• Inflated profit projections. The part of some shows where flippers talk about what they think they’re going to sell their rehabbed house for is laughable, Boardman said.

“Nobody projects a loss, and you really have no idea until that house goes on the MLS (Multiple Listing Service) — and you have people come to look at it — what the true market is,” he said.

The market is notoriously hard to predict, he said, adding there have been times he was sure he wouldn’t get the asking price for one of his projects, then offers came in above that price. And then there are other occasions, when “you think you have a slam dunk and there are no offers and no one comes to look at it.” He has seen the “wrong” cabinetry turn buyers away, while the “right” location — three doors down from a client’s grown daughter, in one case — may prompt another buyer to pay thousands over a home’s appraisal price.

• Artificial drama. On many shows, Boardman said, flippers argue with contractors as a deadline approaches and tension mounts, seemingly putting the project in jeopardy. It makes for riveting entertainment, but Boardman said viewers need to remember much of this is just for show. Deadlines, he said, aren’t usually that unyielding.

“Let’s face it, we flippers aren’t brain surgeons,” he said. “If I go three to four days past the scheduled deadline I’ve created for myself, no one’s going to die. If there’s a problem, we want to fix the problem correctly, and everyone yelling and screaming at each other is an incredibly inefficient way to run a business.”

Boardman said he has been approached about doing a reality show, but believes he wouldn’t make a good subject because he’s a pro who doesn’t engage in screaming matches.

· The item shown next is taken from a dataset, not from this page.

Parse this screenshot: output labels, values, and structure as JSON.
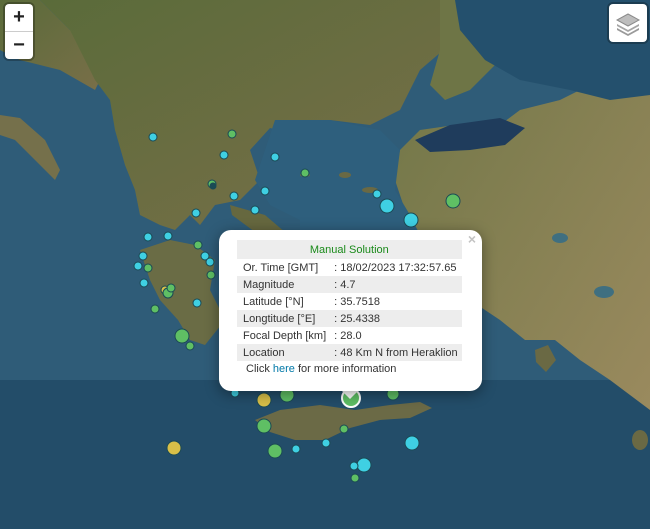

“It’s like running any other successful business. You maintain good lines of communication with your maintenance crew and your administrative people and try to stay as even-keel as possible, because there are a lot of highs and lows in this business.”

• Glossing over negotiations. Due probably in large part to the proliferation of these shows, he said today’s homebuyers are well educated about the real-estate industry and more demanding than ever during negotiations. They expect everything to be newer, or brand-new, even in a flipped home.

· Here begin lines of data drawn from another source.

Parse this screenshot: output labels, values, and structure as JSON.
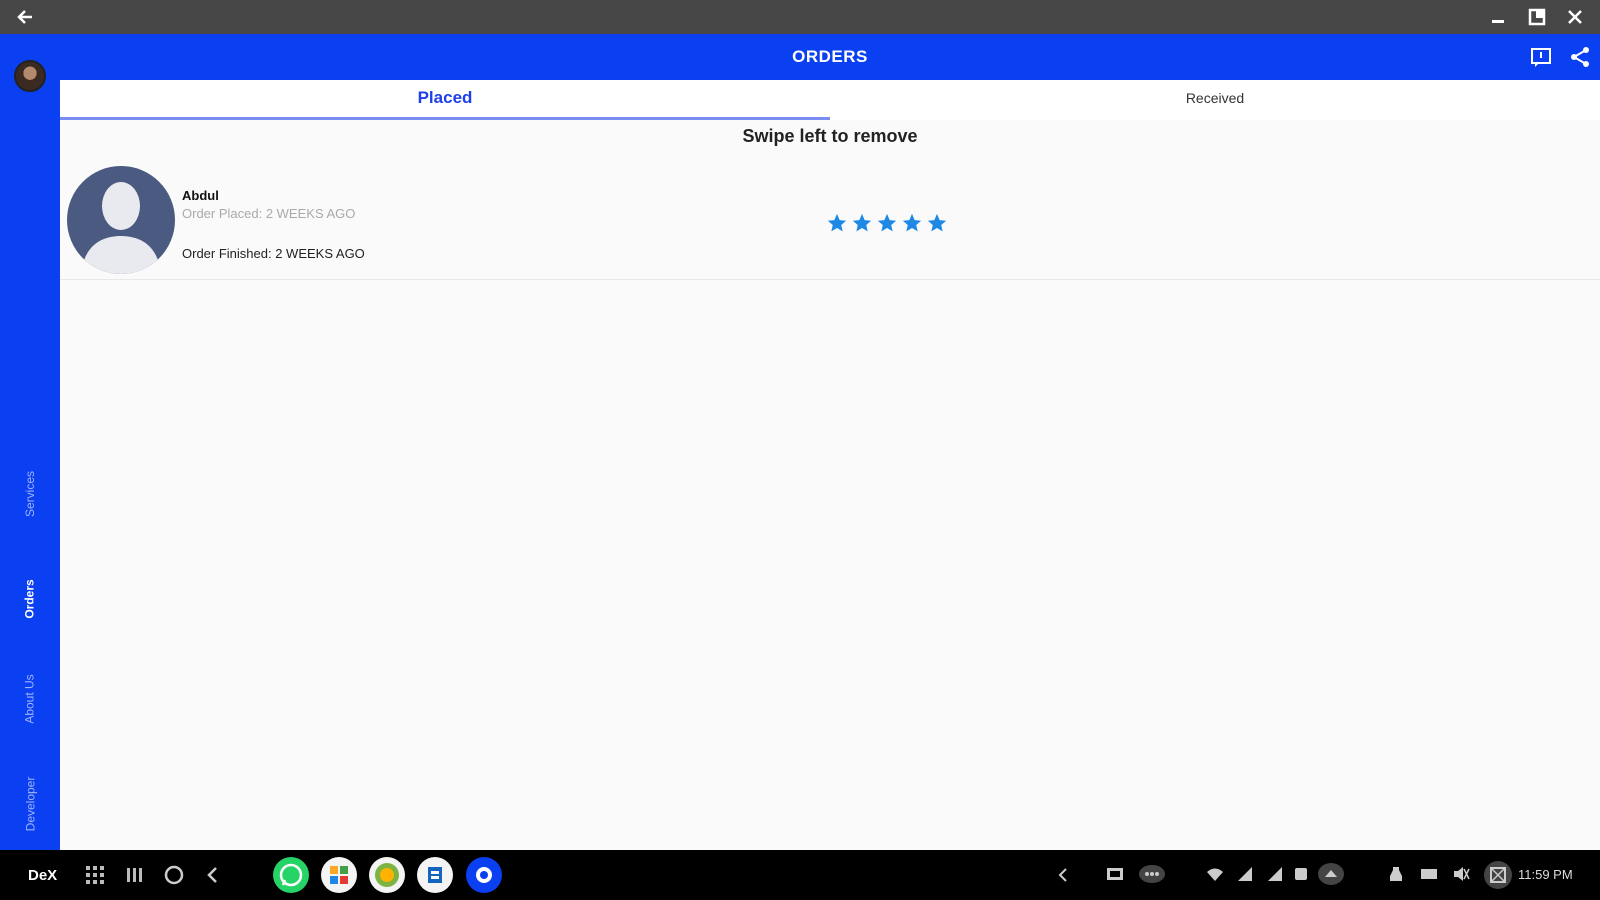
{
  "app": {
    "title": "ORDERS",
    "accent": "#0b3ff2",
    "star_color": "#1e88e5"
  },
  "rail": {
    "items": [
      {
        "label": "Services"
      },
      {
        "label": "Orders"
      },
      {
        "label": "About Us"
      },
      {
        "label": "Developer"
      }
    ],
    "active": "Orders"
  },
  "tabs": [
    {
      "label": "Placed"
    },
    {
      "label": "Received"
    }
  ],
  "hint": "Swipe left to remove",
  "orders": [
    {
      "name": "Abdul",
      "placed": "Order Placed: 2 WEEKS AGO",
      "finished": "Order Finished: 2 WEEKS AGO",
      "rating": 5
    }
  ],
  "taskbar": {
    "brand": "DeX",
    "clock": "11:59 PM"
  },
  "icons": [
    "back-arrow-icon",
    "minimize-icon",
    "maximize-icon",
    "close-icon",
    "feedback-icon",
    "share-icon",
    "star-icon",
    "apps-grid-icon",
    "recents-icon",
    "home-icon",
    "nav-back-icon",
    "whatsapp-icon",
    "gallery-icon",
    "app-icon",
    "tools-icon",
    "dex-app-icon",
    "chevron-left-icon",
    "screenshot-icon",
    "more-icon",
    "wifi-icon",
    "signal-icon",
    "battery-icon",
    "notification-icon",
    "mute-icon",
    "dex-mode-icon"
  ]
}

“If it’s not, they’ll call us on it,” said Boardman, adding that now even the least expensive projects get brand-new materials — travertine, upgraded cabinetry — whether they’re needed or not. But expectations can reach even more absurd levels, like when a would-be homebuyer sees a few cracked roof tiles and proceeds to question a home’s structural integrity.

“We’re not a custom builder, and we’re not in the remodeling business — we’re flippers,” Boardman said. “The finicky homebuyer can cause any rehabber to lose sleep and get gray hair, and they never show that on the reality shows.”